The more you can niche yourself the more opportunity you’ll have to connect with a core, like minded group.
- Help Others
Here’s an idea out of left field. Don’t just help your customers, help your industry, and by doing so, help your competition. What a way to stand out from the crowd, to be noticed, to be seen as a confident leader in your market. Any company that will work to help its competition succeed will draw a devoted following. The thought of working for everyone’s benefit will elevate a brand naturally above the others. Any company that is seen as altruistic in their motives will have a special place in people’s minds and will draw in people who see altruism has a noble value.
By aiming to enhance your reputation and impact your industry as a whole you’re telling people that you have a higher purpose. The truth is that by making big change in your industry, or at least trying, that your name will be out there, showing you fighting the good fight and doing what’s right. Customers, i.e., people, respond to this and you’ll benefit.
- Get the Word Out There

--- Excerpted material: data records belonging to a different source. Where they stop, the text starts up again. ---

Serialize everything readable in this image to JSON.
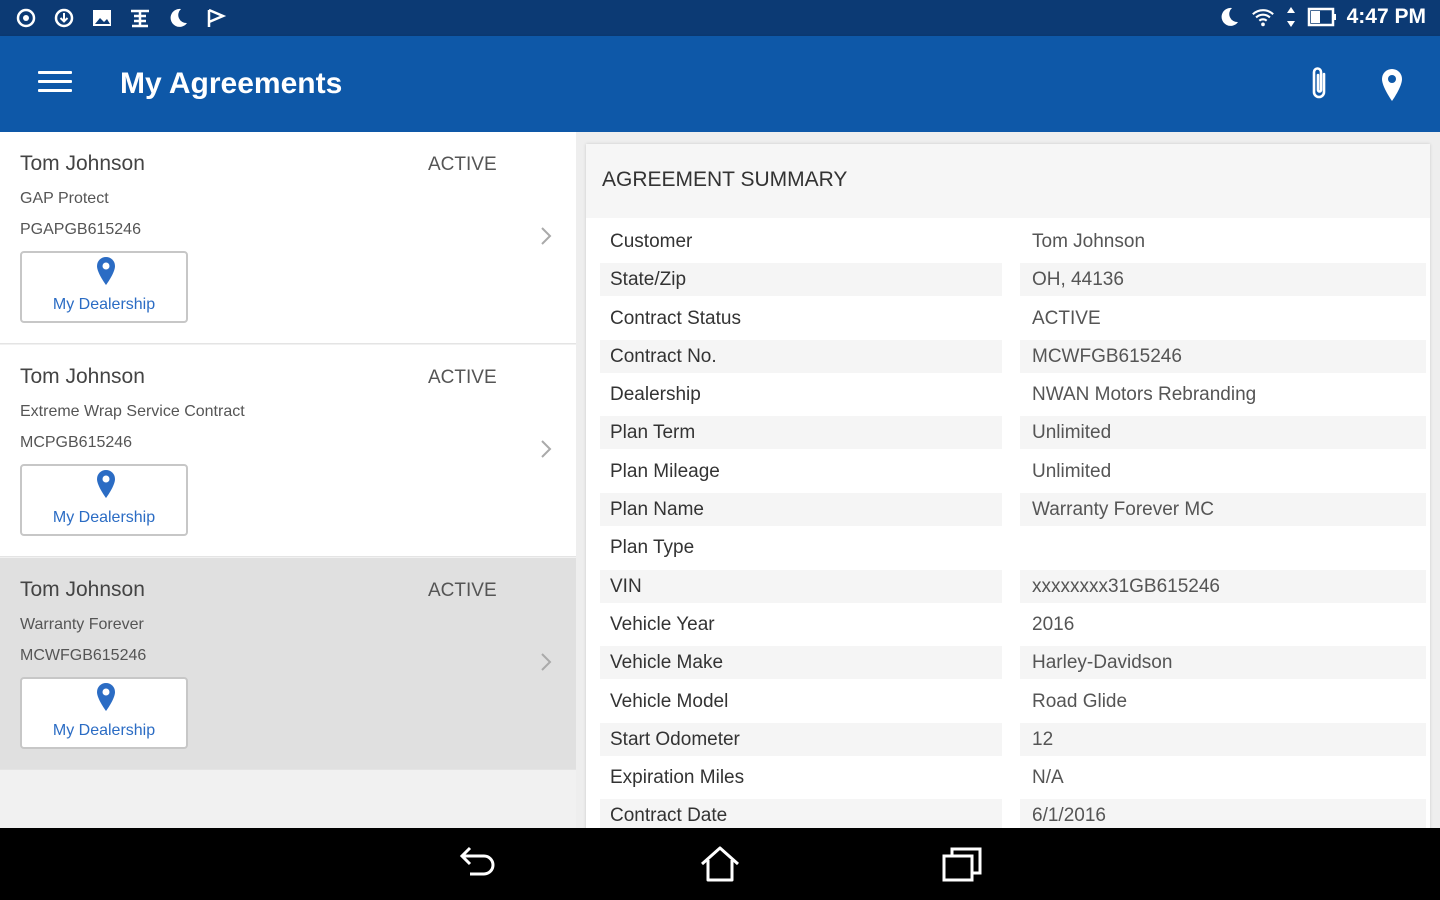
{
  "status_bar": {
    "time": "4:47 PM",
    "left_icons": [
      "sync-icon",
      "download-icon",
      "image-icon",
      "cast-icon",
      "moon-icon",
      "flag-icon"
    ],
    "right_icons": [
      "do-not-disturb-moon-icon",
      "wifi-icon",
      "data-arrows-icon",
      "battery-icon"
    ]
  },
  "app_bar": {
    "title": "My Agreements",
    "menu_icon": "hamburger-menu-icon",
    "actions": [
      "attachment-icon",
      "location-pin-icon"
    ],
    "color": "#0e58a8"
  },
  "agreements": [
    {
      "name": "Tom  Johnson",
      "status": "ACTIVE",
      "plan": "GAP Protect",
      "contract": "PGAPGB615246",
      "dealer_label": "My Dealership",
      "selected": false
    },
    {
      "name": "Tom  Johnson",
      "status": "ACTIVE",
      "plan": "Extreme Wrap Service Contract",
      "contract": "MCPGB615246",
      "dealer_label": "My Dealership",
      "selected": false
    },
    {
      "name": "Tom  Johnson",
      "status": "ACTIVE",
      "plan": "Warranty Forever",
      "contract": "MCWFGB615246",
      "dealer_label": "My Dealership",
      "selected": true
    }
  ],
  "summary": {
    "title": "AGREEMENT SUMMARY",
    "rows": [
      {
        "label": "Customer",
        "value": "Tom Johnson"
      },
      {
        "label": "State/Zip",
        "value": "OH, 44136"
      },
      {
        "label": "Contract Status",
        "value": "ACTIVE"
      },
      {
        "label": "Contract No.",
        "value": "MCWFGB615246"
      },
      {
        "label": "Dealership",
        "value": "NWAN Motors Rebranding"
      },
      {
        "label": "Plan Term",
        "value": "Unlimited"
      },
      {
        "label": "Plan Mileage",
        "value": "Unlimited"
      },
      {
        "label": "Plan Name",
        "value": "Warranty Forever MC"
      },
      {
        "label": "Plan Type",
        "value": ""
      },
      {
        "label": "VIN",
        "value": "xxxxxxxx31GB615246"
      },
      {
        "label": "Vehicle Year",
        "value": "2016"
      },
      {
        "label": "Vehicle Make",
        "value": "Harley-Davidson"
      },
      {
        "label": "Vehicle Model",
        "value": "Road Glide"
      },
      {
        "label": "Start Odometer",
        "value": "12"
      },
      {
        "label": "Expiration Miles",
        "value": "N/A"
      },
      {
        "label": "Contract Date",
        "value": "6/1/2016"
      }
    ]
  },
  "nav_bar": {
    "buttons": [
      "back-icon",
      "home-icon",
      "recent-apps-icon"
    ]
  },
  "colors": {
    "status_bar": "#0c3a74",
    "app_bar": "#0e58a8",
    "link": "#2b6cc4",
    "selected_row": "#e0e0e0"
  }
}
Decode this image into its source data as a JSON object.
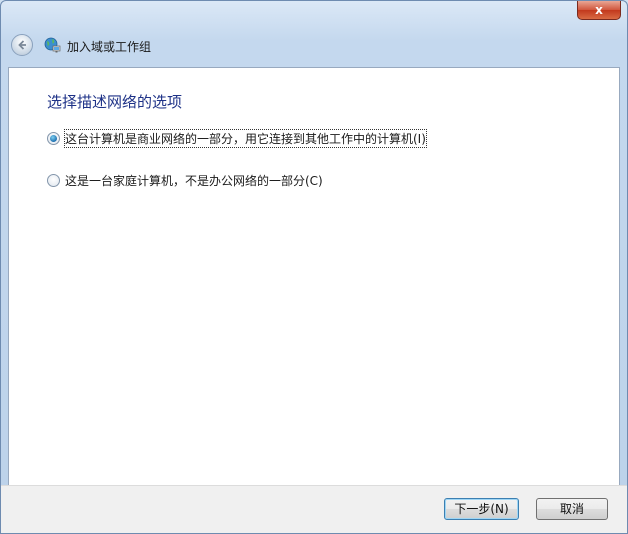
{
  "window": {
    "close_symbol": "x",
    "close_icon": "close-icon"
  },
  "header": {
    "title": "加入域或工作组",
    "back_icon": "back-arrow-icon",
    "app_icon": "network-globe-icon"
  },
  "content": {
    "heading": "选择描述网络的选项",
    "options": [
      {
        "label": "这台计算机是商业网络的一部分，用它连接到其他工作中的计算机(I)",
        "selected": true
      },
      {
        "label": "这是一台家庭计算机，不是办公网络的一部分(C)",
        "selected": false
      }
    ]
  },
  "footer": {
    "next_label": "下一步(N)",
    "cancel_label": "取消"
  },
  "colors": {
    "heading": "#1e3287",
    "close_button": "#c2381d",
    "frame": "#c4d8ee"
  }
}
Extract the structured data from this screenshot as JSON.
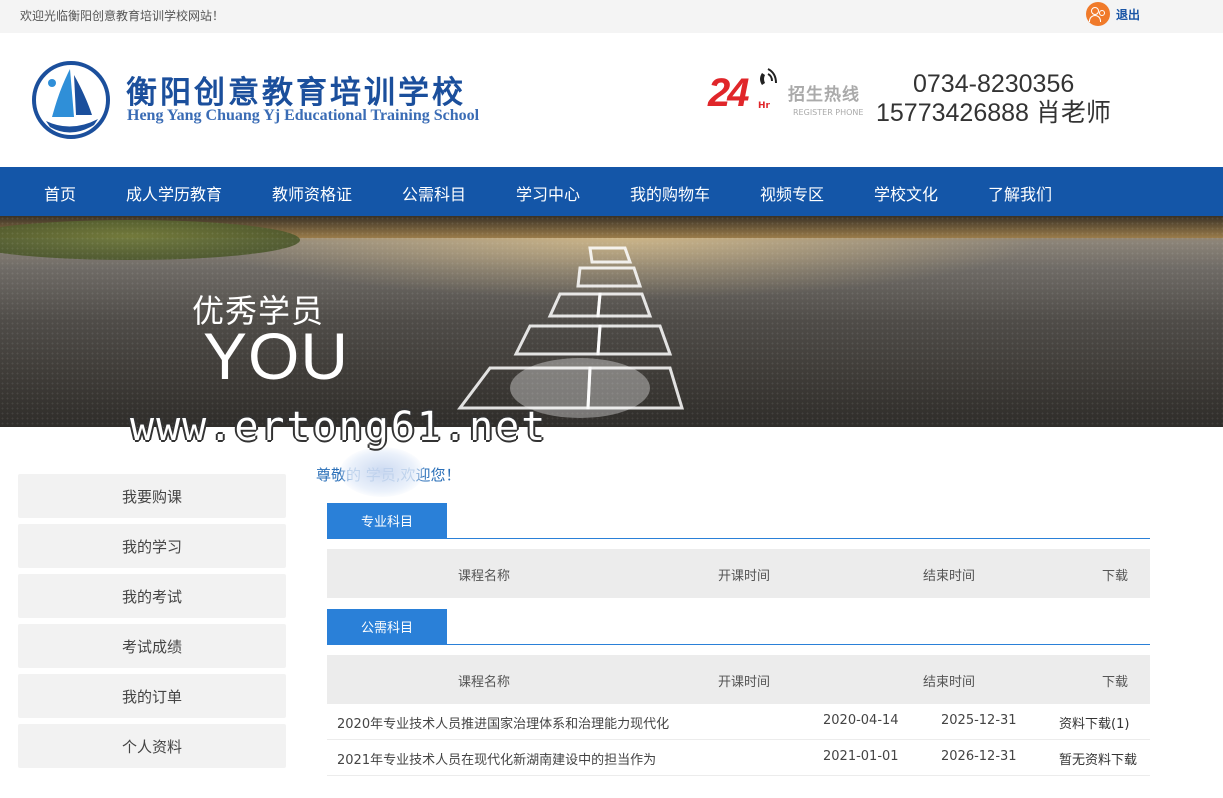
{
  "topbar": {
    "welcome": "欢迎光临衡阳创意教育培训学校网站！",
    "logout": "退出"
  },
  "header": {
    "school_name_cn": "衡阳创意教育培训学校",
    "school_name_en": "Heng Yang Chuang Yj  Educational Training School",
    "hotline_badge_number": "24",
    "hotline_badge_unit": "Hr",
    "hotline_title": "招生热线",
    "hotline_subtitle": "REGISTER PHONE",
    "phone_1": "0734-8230356",
    "phone_2": "15773426888 肖老师"
  },
  "nav": {
    "items": [
      {
        "label": "首页"
      },
      {
        "label": "成人学历教育"
      },
      {
        "label": "教师资格证"
      },
      {
        "label": "公需科目"
      },
      {
        "label": "学习中心"
      },
      {
        "label": "我的购物车"
      },
      {
        "label": "视频专区"
      },
      {
        "label": "学校文化"
      },
      {
        "label": "了解我们"
      }
    ]
  },
  "banner": {
    "tagline_cn": "优秀学员",
    "tagline_en": "YOU",
    "watermark": "www.ertong61.net"
  },
  "sidebar": {
    "items": [
      {
        "label": "我要购课"
      },
      {
        "label": "我的学习"
      },
      {
        "label": "我的考试"
      },
      {
        "label": "考试成绩"
      },
      {
        "label": "我的订单"
      },
      {
        "label": "个人资料"
      }
    ]
  },
  "main": {
    "greeting": "尊敬的          学员,欢迎您！",
    "sections": [
      {
        "title": "专业科目",
        "columns": [
          "课程名称",
          "开课时间",
          "结束时间",
          "下载"
        ],
        "rows": []
      },
      {
        "title": "公需科目",
        "columns": [
          "课程名称",
          "开课时间",
          "结束时间",
          "下载"
        ],
        "rows": [
          {
            "name": "2020年专业技术人员推进国家治理体系和治理能力现代化",
            "start": "2020-04-14",
            "end": "2025-12-31",
            "download": "资料下载(1)"
          },
          {
            "name": "2021年专业技术人员在现代化新湖南建设中的担当作为",
            "start": "2021-01-01",
            "end": "2026-12-31",
            "download": "暂无资料下载"
          }
        ]
      }
    ]
  },
  "colors": {
    "nav_bg": "#1456a8",
    "accent_blue": "#2a80d8",
    "hotline_red": "#e0262a",
    "logout_orange": "#f07a2a"
  }
}
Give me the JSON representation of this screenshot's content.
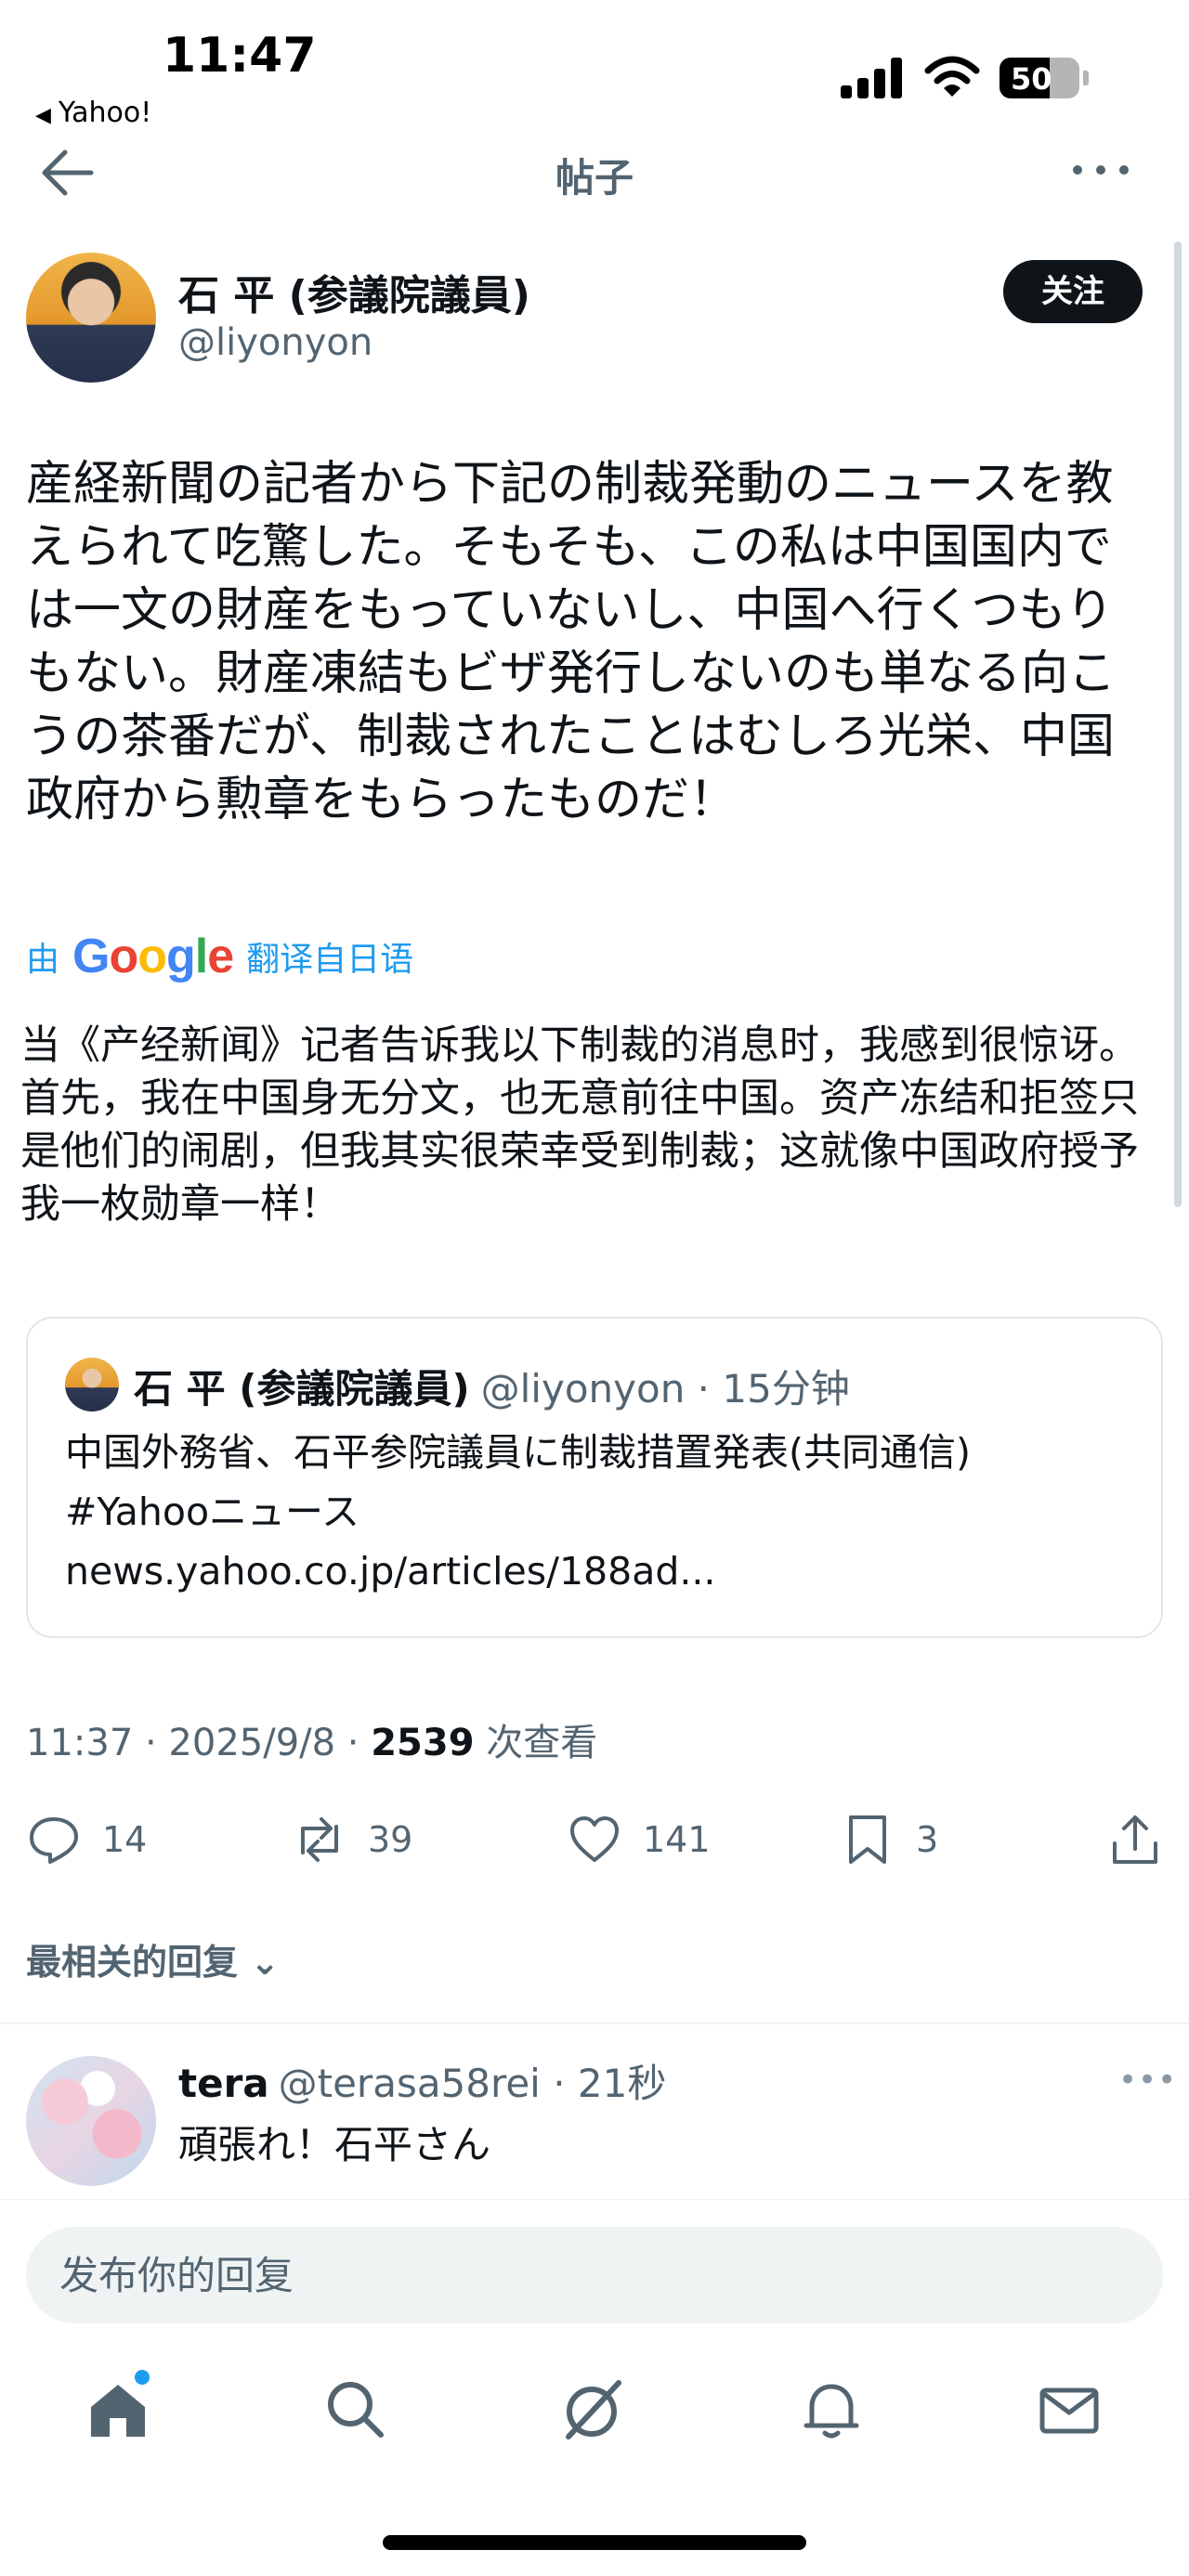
{
  "status_bar": {
    "time": "11:47",
    "back_app": "Yahoo!",
    "battery": "50"
  },
  "header": {
    "title": "帖子"
  },
  "post": {
    "author_name": "石 平 (参議院議員)",
    "author_handle": "@liyonyon",
    "follow_label": "关注",
    "original_text": "産経新聞の記者から下記の制裁発動のニュースを教えられて吃驚した。そもそも、この私は中国国内では一文の財産をもっていないし、中国へ行くつもりもない。財産凍結もビザ発行しないのも単なる向こうの茶番だが、制裁されたことはむしろ光栄、中国政府から勲章をもらったものだ！",
    "translate_prefix": "由",
    "translate_brand": "Google",
    "translate_suffix": "翻译自日语",
    "translated_text": "当《产经新闻》记者告诉我以下制裁的消息时，我感到很惊讶。首先，我在中国身无分文，也无意前往中国。资产冻结和拒签只是他们的闹剧，但我其实很荣幸受到制裁；这就像中国政府授予我一枚勋章一样！",
    "quote": {
      "name": "石 平 (参議院議員)",
      "meta": "@liyonyon · 15分钟",
      "body_line1": "中国外務省、石平参院議員に制裁措置発表(共同通信)",
      "body_line2": "#Yahooニュース",
      "body_line3": "news.yahoo.co.jp/articles/188ad..."
    },
    "meta_time": "11:37 · 2025/9/8 · ",
    "meta_views": "2539",
    "meta_views_label": " 次查看",
    "counts": {
      "replies": "14",
      "reposts": "39",
      "likes": "141",
      "bookmarks": "3"
    }
  },
  "replies_sort_label": "最相关的回复",
  "reply": {
    "name": "tera",
    "meta": "@terasa58rei · 21秒",
    "text": "頑張れ！石平さん"
  },
  "reply_input": {
    "placeholder": "发布你的回复"
  },
  "colors": {
    "accent": "#1d9bf0",
    "text": "#0f1419",
    "muted": "#536471"
  },
  "icons": [
    "back-arrow-icon",
    "more-icon",
    "reply-icon",
    "repost-icon",
    "like-icon",
    "bookmark-icon",
    "share-icon",
    "chevron-down-icon",
    "home-icon",
    "search-icon",
    "grok-icon",
    "bell-icon",
    "mail-icon"
  ]
}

You may be doing everything right. You may have great services, great employees, a great brand, a great creative team and great customers, but if you’re not telling anyone about it, your business will go nowhere. As an entrepreneur, you always need to make sure people know the amazing things your company is doing. It’s not about being obnoxious, but it is about marketing yourself in the right channels to get the word out.
Luckily, there are a number of avenues open to make your voice heard. Whether it’s Facebook, Twitter, Instagram, Pinterest, the list goes on, there’s a platform to meet most people’s level of comfort (if you aren’t comfy with social media, or other types of media, hire someone who is, this is the time we live and operate in). Because of social media there’s never been an easier way for businesses to share their message. It’s straightforward, direct, has no direct costs and can be an amazingly effective way to target your exact potential customers.
- Be Remarkable
I said it before, I will say it again, Seth Godin is a genius! He has insight upon insight when it comes to promoting ideas. However, one of his greatest insights is also one of his simplest. His advice? Be remarkable!
Let’s say you own an ice cream shop. How can you stand out from the crowd? Here are a few [unrefined and untested] ideas:
- Serve only chocolate ice cream, but with 100 varieties; chocolate fudge, chocolate chip, chocolate brownie, chocolate cherry, etc.
- Stay open in the winter and serve 100 varieties of hot chocolate.
- Have a 20 scoop challenge where you create a massive chocolate sundae. Whoever can finish it within an hour wins a prize.
- Create a representation of your mascot. If it’s the obvious ice cream cone, then put it outside and make it giant with lights for chocolate chips. It will become your beacon.
- Model your shop after the old parlors of the 1950s. With employees dressed up in period outfits, a juke box, etc.
In short, do anything you can to make people stop and go, “Wow!” That’s being remarkable and that’s setting yourself apart from the crowd.
Standing out from the competition is a constant challenge. It requires creativity and the ability to think in ways that others won’t or can’t. It requires flexibility and the drive to create something that no-one has seen or experienced before. To blaze a trail rather than following one. However, regardless of the way you decide to stand out, do it, and do it well. By doing so you’ll be rewarded with the winning combination of a great brand and loyal customers.